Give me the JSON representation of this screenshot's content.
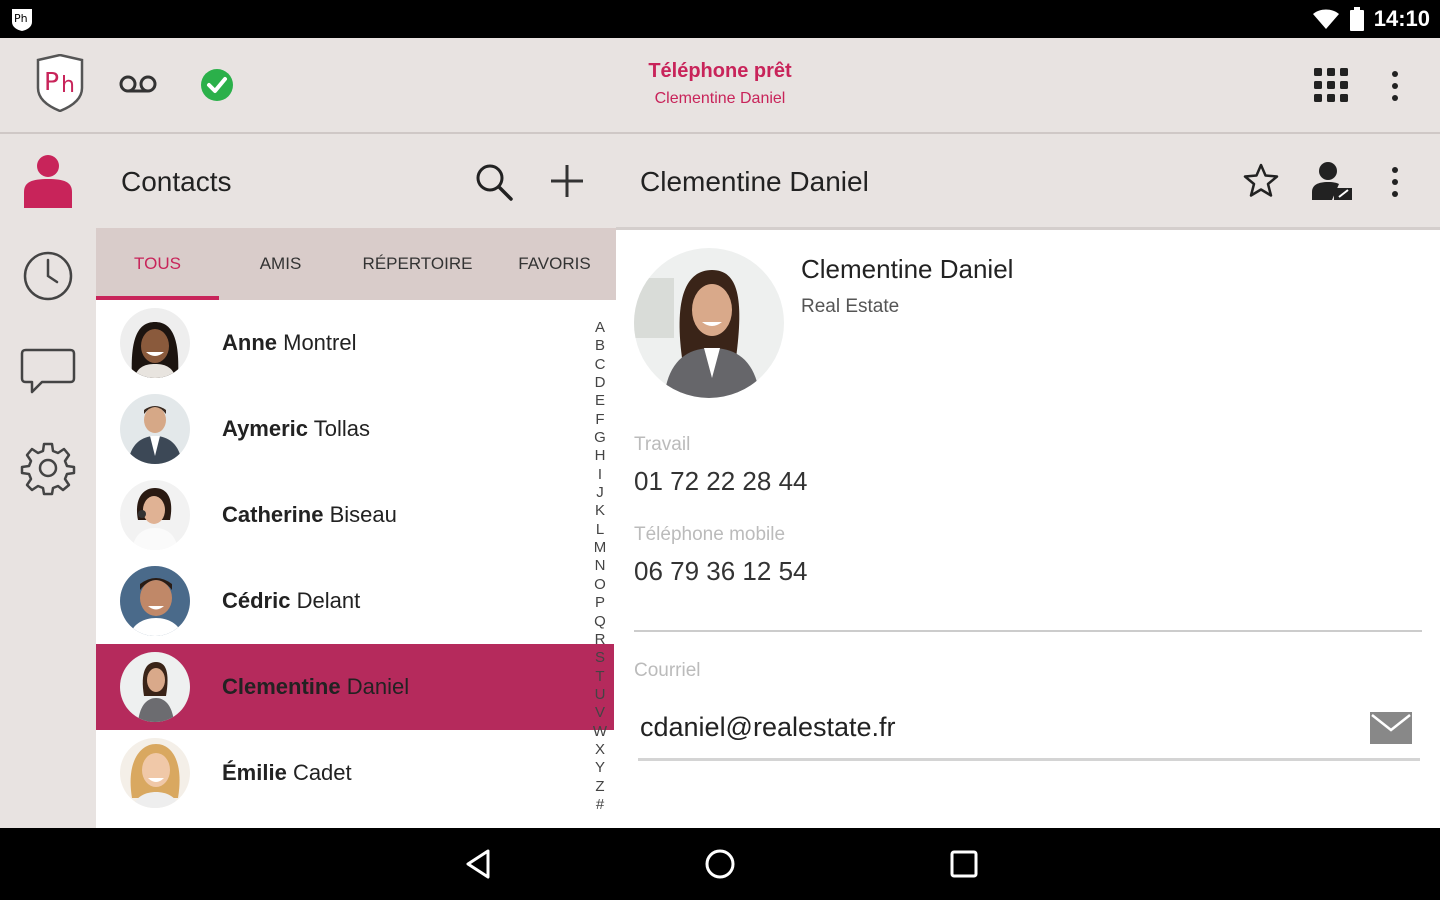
{
  "status_bar": {
    "time": "14:10"
  },
  "top_bar": {
    "phone_status_title": "Téléphone prêt",
    "phone_status_user": "Clementine Daniel",
    "colors": {
      "accent": "#c8245a",
      "status_ok": "#2bb04a"
    }
  },
  "contacts": {
    "title": "Contacts",
    "tabs": [
      {
        "label": "TOUS",
        "active": true
      },
      {
        "label": "AMIS",
        "active": false
      },
      {
        "label": "RÉPERTOIRE",
        "active": false
      },
      {
        "label": "FAVORIS",
        "active": false
      }
    ],
    "items": [
      {
        "first": "Anne",
        "last": "Montrel",
        "selected": false
      },
      {
        "first": "Aymeric",
        "last": "Tollas",
        "selected": false
      },
      {
        "first": "Catherine",
        "last": "Biseau",
        "selected": false
      },
      {
        "first": "Cédric",
        "last": "Delant",
        "selected": false
      },
      {
        "first": "Clementine",
        "last": "Daniel",
        "selected": true
      },
      {
        "first": "Émilie",
        "last": "Cadet",
        "selected": false
      }
    ],
    "alphabet": [
      "A",
      "B",
      "C",
      "D",
      "E",
      "F",
      "G",
      "H",
      "I",
      "J",
      "K",
      "L",
      "M",
      "N",
      "O",
      "P",
      "Q",
      "R",
      "S",
      "T",
      "U",
      "V",
      "W",
      "X",
      "Y",
      "Z",
      "#"
    ]
  },
  "detail": {
    "title": "Clementine Daniel",
    "name": "Clementine Daniel",
    "company": "Real Estate",
    "work_label": "Travail",
    "work_phone": "01 72 22 28 44",
    "mobile_label": "Téléphone mobile",
    "mobile_phone": "06 79 36 12 54",
    "email_label": "Courriel",
    "email": "cdaniel@realestate.fr"
  }
}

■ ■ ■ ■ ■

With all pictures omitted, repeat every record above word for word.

#### [Answer to the problem]
Give me the JSON representation of this screenshot's content.
{
  "status_bar": {
    "time": "14:10"
  },
  "top_bar": {
    "phone_status_title": "Téléphone prêt",
    "phone_status_user": "Clementine Daniel",
    "colors": {
      "accent": "#c8245a",
      "status_ok": "#2bb04a"
    }
  },
  "contacts": {
    "title": "Contacts",
    "tabs": [
      {
        "label": "TOUS",
        "active": true
      },
      {
        "label": "AMIS",
        "active": false
      },
      {
        "label": "RÉPERTOIRE",
        "active": false
      },
      {
        "label": "FAVORIS",
        "active": false
      }
    ],
    "items": [
      {
        "first": "Anne",
        "last": "Montrel",
        "selected": false
      },
      {
        "first": "Aymeric",
        "last": "Tollas",
        "selected": false
      },
      {
        "first": "Catherine",
        "last": "Biseau",
        "selected": false
      },
      {
        "first": "Cédric",
        "last": "Delant",
        "selected": false
      },
      {
        "first": "Clementine",
        "last": "Daniel",
        "selected": true
      },
      {
        "first": "Émilie",
        "last": "Cadet",
        "selected": false
      }
    ],
    "alphabet": [
      "A",
      "B",
      "C",
      "D",
      "E",
      "F",
      "G",
      "H",
      "I",
      "J",
      "K",
      "L",
      "M",
      "N",
      "O",
      "P",
      "Q",
      "R",
      "S",
      "T",
      "U",
      "V",
      "W",
      "X",
      "Y",
      "Z",
      "#"
    ]
  },
  "detail": {
    "title": "Clementine Daniel",
    "name": "Clementine Daniel",
    "company": "Real Estate",
    "work_label": "Travail",
    "work_phone": "01 72 22 28 44",
    "mobile_label": "Téléphone mobile",
    "mobile_phone": "06 79 36 12 54",
    "email_label": "Courriel",
    "email": "cdaniel@realestate.fr"
  }
}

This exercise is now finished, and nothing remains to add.